  4. In the Video section (midway down in the window), select the option for Safemode (GDI only) instead of DirectX
  5. Restart the browser.

Please comment here if that doesn’t work for you.

WAMP icon has disappeared from Windows’ system tray

L.H. writes: “In Windows Vista, the WAMP icon disappears from the system tray after x time (not sure about the duration protocols). To make the WAMP icon re-appear (so that you can access localhost, phpmyadmin, php.ini, etc.), you have to activate the “start WAMP server” icon (from start menu, desktop or wherever); then the system tray icon reappears. Pain in the chicken, but that’s Vista.”

Can’t import a Drupal site in Windows

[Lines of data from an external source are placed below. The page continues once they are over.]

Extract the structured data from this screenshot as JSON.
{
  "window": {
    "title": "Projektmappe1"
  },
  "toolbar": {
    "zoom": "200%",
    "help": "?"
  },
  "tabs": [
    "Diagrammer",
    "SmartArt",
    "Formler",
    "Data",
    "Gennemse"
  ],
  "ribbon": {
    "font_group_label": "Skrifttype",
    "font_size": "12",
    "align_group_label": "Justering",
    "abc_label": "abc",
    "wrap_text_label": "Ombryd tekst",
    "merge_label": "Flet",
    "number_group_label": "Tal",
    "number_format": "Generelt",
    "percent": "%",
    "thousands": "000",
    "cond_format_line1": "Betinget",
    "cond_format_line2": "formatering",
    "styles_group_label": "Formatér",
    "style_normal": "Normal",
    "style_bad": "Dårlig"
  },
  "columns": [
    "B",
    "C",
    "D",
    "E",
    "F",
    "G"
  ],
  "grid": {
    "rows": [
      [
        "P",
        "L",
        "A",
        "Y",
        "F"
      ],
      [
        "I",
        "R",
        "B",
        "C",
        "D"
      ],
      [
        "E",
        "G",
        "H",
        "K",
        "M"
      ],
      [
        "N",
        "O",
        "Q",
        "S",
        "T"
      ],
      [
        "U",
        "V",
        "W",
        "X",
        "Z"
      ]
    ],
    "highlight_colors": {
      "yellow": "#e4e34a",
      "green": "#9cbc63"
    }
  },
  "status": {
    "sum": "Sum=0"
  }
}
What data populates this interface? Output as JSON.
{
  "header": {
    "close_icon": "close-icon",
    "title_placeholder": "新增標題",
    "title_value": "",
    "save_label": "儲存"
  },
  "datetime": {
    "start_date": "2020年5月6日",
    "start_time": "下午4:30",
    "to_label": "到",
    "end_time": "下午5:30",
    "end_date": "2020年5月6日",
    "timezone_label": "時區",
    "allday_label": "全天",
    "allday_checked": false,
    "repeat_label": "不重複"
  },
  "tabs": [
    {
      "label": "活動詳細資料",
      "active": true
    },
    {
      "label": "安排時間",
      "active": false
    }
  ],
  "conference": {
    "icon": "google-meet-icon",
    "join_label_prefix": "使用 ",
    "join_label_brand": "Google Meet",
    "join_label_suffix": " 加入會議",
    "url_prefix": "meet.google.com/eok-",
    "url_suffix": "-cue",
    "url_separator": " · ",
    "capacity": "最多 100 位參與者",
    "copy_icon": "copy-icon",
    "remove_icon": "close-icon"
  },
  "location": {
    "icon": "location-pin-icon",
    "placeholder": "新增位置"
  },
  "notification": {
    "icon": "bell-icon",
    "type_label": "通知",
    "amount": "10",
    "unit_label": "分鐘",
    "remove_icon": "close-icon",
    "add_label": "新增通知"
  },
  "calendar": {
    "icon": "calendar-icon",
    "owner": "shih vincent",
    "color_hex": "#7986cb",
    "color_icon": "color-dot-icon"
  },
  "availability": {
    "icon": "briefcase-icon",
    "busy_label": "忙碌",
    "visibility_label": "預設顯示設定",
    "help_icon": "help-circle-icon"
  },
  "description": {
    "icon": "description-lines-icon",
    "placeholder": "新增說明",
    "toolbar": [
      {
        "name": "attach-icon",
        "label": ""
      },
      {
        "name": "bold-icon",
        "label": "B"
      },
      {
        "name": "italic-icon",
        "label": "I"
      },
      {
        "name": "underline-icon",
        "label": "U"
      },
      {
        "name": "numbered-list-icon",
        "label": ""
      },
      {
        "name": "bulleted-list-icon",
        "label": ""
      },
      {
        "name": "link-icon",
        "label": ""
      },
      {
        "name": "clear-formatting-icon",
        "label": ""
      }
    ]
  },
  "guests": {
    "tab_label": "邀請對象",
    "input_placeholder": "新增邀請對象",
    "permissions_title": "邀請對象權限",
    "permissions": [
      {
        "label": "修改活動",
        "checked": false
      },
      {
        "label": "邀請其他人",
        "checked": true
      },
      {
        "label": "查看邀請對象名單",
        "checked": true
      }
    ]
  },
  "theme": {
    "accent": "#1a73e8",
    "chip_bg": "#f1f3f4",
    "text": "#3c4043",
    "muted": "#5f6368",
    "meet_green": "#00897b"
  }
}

This problem often occurs because one of the default settings of WAMP is too low. You’ll see the issue if you go to the MySQL-controlling phpMyAdmin screen (probably at http://localhost/phpMyAdmin) and click “Import”: The maximum file size allowed is 2,048K. That’s only 2MB, and the databases for most Drupal sites are much larger than that. (The example site for Drupal Essential Training gets as big as 5MB.)

To change this limit:

  1. Click the WAMP icon in your system tray.
  2. Select “PHP”. In the side menu, select “php.ini” to open a file containing PHP’s configuration options.
  3. Search for the line, “upload_max_filesize = 2M”.
  4. Change it to “upload_max_filesize = 64M” (or whatever you like). You can get by with as little as 32M, but I recommend at least 64M, particularly for Drupal 7.
  5. Save the file and restart WAMP. (Better yet, restart your computer entirely to be sure. I’m frankly not sure whether it makes a difference.)
  6. Now go back to that “Import” screen in phpMyAdmin: You should notice that the limit has changed.

Thanks to L.H. for pointing this out!